What is MGPP?
Multi-Generational Product Planning
And why every product manager should learn how to use MGPP to improve product line strategies and development efforts.
MGPP stands for Multi-Generational Product Plan. Some practitioners replace the word “product” with the word “project.” And some may change “plan” to “planning,” switching the acronym from a noun to a verb.
MGPP is an approach managers use to set the features to be developed in a product. It defines a development project’s scope.
The approach also requires teams to compile those features not included. The teams then judge the unused features for use in future products. The control of features helps teams to avoid project scope creep and its negative results.
Multi-generational planning enables teams to gain two significant benefits. And both gains result from avoiding scope creep. First, they can develop products faster. And second, they prevent cost overruns.
It is proper to think of a “minimum viable product” (MVP) as the first potential generation of a product. But even though it may be possible to make the MVP the first generation, it may not be wise. Often, managers find that adding select product features beyond the MVP may speed market diffusion and fend off competitors.

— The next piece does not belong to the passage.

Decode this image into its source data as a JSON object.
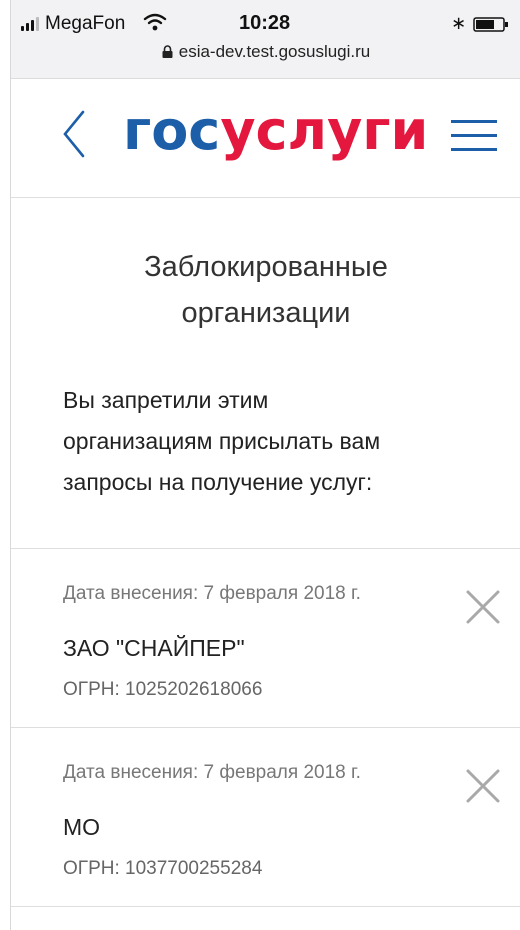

Product line strategies may also apply MGPP to platform-lever. It is not just for a single product. MGPP for platform-levers enables whole product lines to advance with technology and market changes. You’ll see most high-tech companies use MGPP for platform-levers to drive their product lines.
There are many definitions of the MGPP acronym (see HERE.) And some don’t relate to products or product lines. As you build MGPP practices, it’s often helpful to spell out the acronym’s meaning. Don’t assume your audience or colleagues understand it.
Adding MGPP Skills
Carrying out multi-generational planning demands more than learning a method or technique. It needs companies to build the discipline to step back from making the best possible product or platform-lever. This may be counter cultural within some companies.
Instead, managers must have the discipline to say “no” to potential features. And they must do this even when feature requests have strong political backing.
The approach is not to kill the extra features. Instead, the approach is to move the extra features to future product generations. But to do this job and make the needed decisions, managers must clearly understand MGPP and a product line’s strategy.
Companies skilled in MGPP are better able to carry out smart product line strategy moves. The goal is to deliver, over time, greater customer benefits, to drive improved free cash-flow, and to fend off competition.